Two new poems from this week...

A Sunday Sacrilege
April 26, 2015

In my heart resides a rage;
something dreadful to contain.
I stand upon a precipice
prepared to burst and explode.
There is a violence in my soul
that wants to master and control,
to wreak indignation on
someone I don’t even know—
on someone who, if I had passed
him in the street would stay unknown.
I am a man of peace who wages war;
who wants to embrace the foe,
drawing near to one afar
with fingers interlocked around his throat.
Who is this savage who stares at me
eyes rimmed-red from a darkened glass?
Whose mouth is this: a tight-lipped
line of crimson slashed across
such a terrible face? Lord
God have mercy on my soul.
Christ have mercy on my soul.
Lord have mercy—for I can’t.

Mourning Rain
April 27, 2015
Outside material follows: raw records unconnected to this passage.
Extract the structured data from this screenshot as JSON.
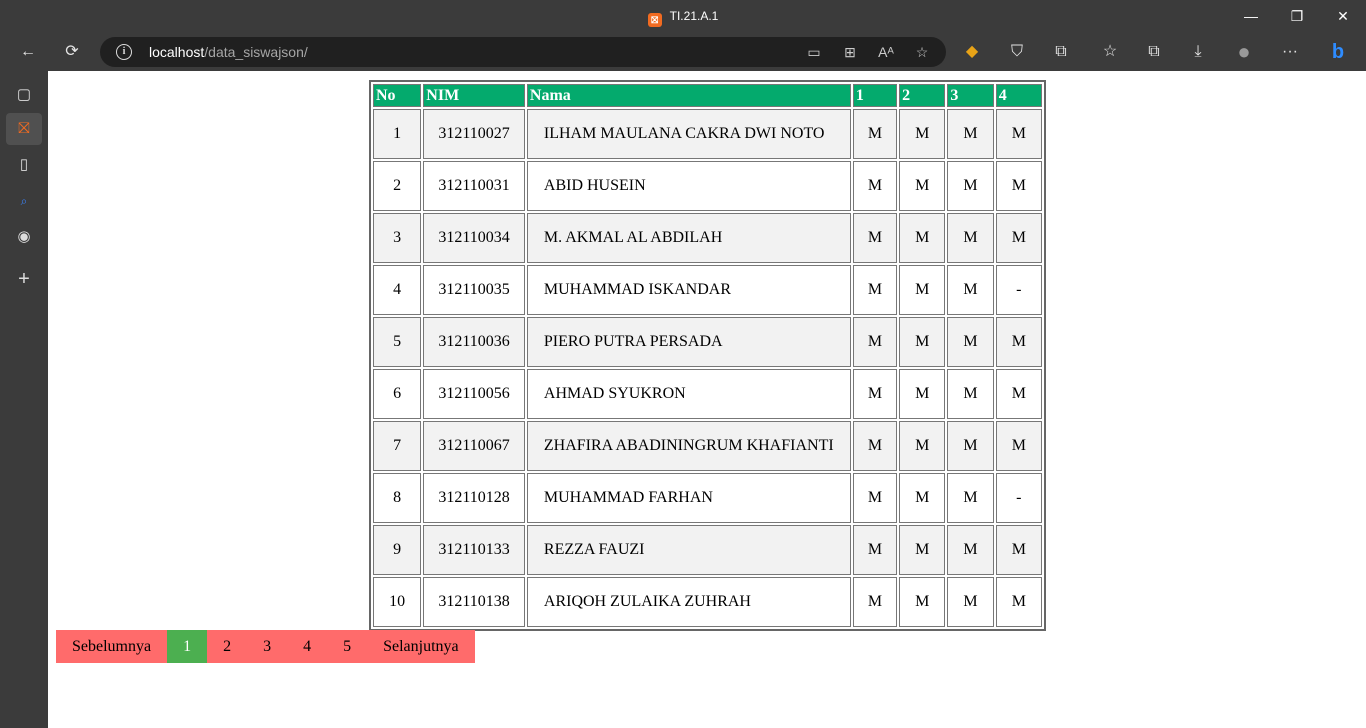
{
  "window": {
    "title": "TI.21.A.1",
    "minimize": "—",
    "restore": "❐",
    "close": "✕"
  },
  "toolbar": {
    "back": "←",
    "refresh": "⟳",
    "url_host": "localhost",
    "url_path": "/data_siswajson/",
    "icons": {
      "screen": "▭",
      "apps": "⊞",
      "read": "Aᴬ",
      "fav_add": "☆",
      "ext1": "◆",
      "ext2": "⛉",
      "extensions": "⧉",
      "favorites": "☆",
      "collections": "⧉",
      "download": "⤓",
      "profile": "●",
      "more": "···",
      "bing": "b"
    }
  },
  "sidebar": {
    "items": [
      "▢",
      "⛝",
      "▯",
      "⌕",
      "◉",
      "+"
    ]
  },
  "table": {
    "headers": [
      "No",
      "NIM",
      "Nama",
      "1",
      "2",
      "3",
      "4"
    ],
    "rows": [
      {
        "no": "1",
        "nim": "312110027",
        "nama": "ILHAM MAULANA CAKRA DWI NOTO",
        "c1": "M",
        "c2": "M",
        "c3": "M",
        "c4": "M"
      },
      {
        "no": "2",
        "nim": "312110031",
        "nama": "ABID HUSEIN",
        "c1": "M",
        "c2": "M",
        "c3": "M",
        "c4": "M"
      },
      {
        "no": "3",
        "nim": "312110034",
        "nama": "M. AKMAL AL ABDILAH",
        "c1": "M",
        "c2": "M",
        "c3": "M",
        "c4": "M"
      },
      {
        "no": "4",
        "nim": "312110035",
        "nama": "MUHAMMAD ISKANDAR",
        "c1": "M",
        "c2": "M",
        "c3": "M",
        "c4": "-"
      },
      {
        "no": "5",
        "nim": "312110036",
        "nama": "PIERO PUTRA PERSADA",
        "c1": "M",
        "c2": "M",
        "c3": "M",
        "c4": "M"
      },
      {
        "no": "6",
        "nim": "312110056",
        "nama": "AHMAD SYUKRON",
        "c1": "M",
        "c2": "M",
        "c3": "M",
        "c4": "M"
      },
      {
        "no": "7",
        "nim": "312110067",
        "nama": "ZHAFIRA ABADININGRUM KHAFIANTI",
        "c1": "M",
        "c2": "M",
        "c3": "M",
        "c4": "M"
      },
      {
        "no": "8",
        "nim": "312110128",
        "nama": "MUHAMMAD FARHAN",
        "c1": "M",
        "c2": "M",
        "c3": "M",
        "c4": "-"
      },
      {
        "no": "9",
        "nim": "312110133",
        "nama": "REZZA FAUZI",
        "c1": "M",
        "c2": "M",
        "c3": "M",
        "c4": "M"
      },
      {
        "no": "10",
        "nim": "312110138",
        "nama": "ARIQOH ZULAIKA ZUHRAH",
        "c1": "M",
        "c2": "M",
        "c3": "M",
        "c4": "M"
      }
    ]
  },
  "pagination": {
    "prev": "Sebelumnya",
    "pages": [
      "1",
      "2",
      "3",
      "4",
      "5"
    ],
    "active": "1",
    "next": "Selanjutnya"
  },
  "colors": {
    "header_bg": "#04aa6d",
    "page_bg": "#ff6b6b",
    "page_active": "#4caf50",
    "chrome": "#3b3b3b"
  }
}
Yesterday morning I found a full-
feathered mourning dove chick
and saved her from my cats. She spent
the day within my side-screened porch
protected from fang and claw.
That evening I returned her to
a high branch in a tree.
But in the night came a storm
and in the morning she was gone;
no stray feathers beneath the tree,
no Cheshire grins from my cats.
Perhaps she’s found in morning rain.


  1. Can completely to Sunday Sacrilege. As I am getting older I find myself feeling more like this. Never been so angry. A few days ago, I watched a pair of doves mating. Interesting ritual they have. Nice writing, Darryl.

    1. Thank you for your kind words Wendy. I just posted a reply but for some reason it disappeared! If a similar message appears, you'll know why!

      The poems were meant to be posted together, although the reason may not be clear. While Mourning Rain actually happened, it is a metaphor.

      I think anger is a real problem we face. Most often anger is not constructive. It is designed to destroy (either another person, yourself, or it can be channeled to destroy the underlying problem in a positive way).

      What makes anger problematic is that it can be so addicting. It gives us a rush but in the end causes more problems than it solves. In the end it is a choice we make--perhaps not the initial flash, but certainly we choose to continue holding on to it.

      This is not to say it is never appropriate--especially when facing injustice. But most often it isn't injustice that drives my anger. For me it is an overwhelming sense of entitlement (I deserve to be treated this way! I have my rights!)

      And yes, the older I get, the easier it is to become angry.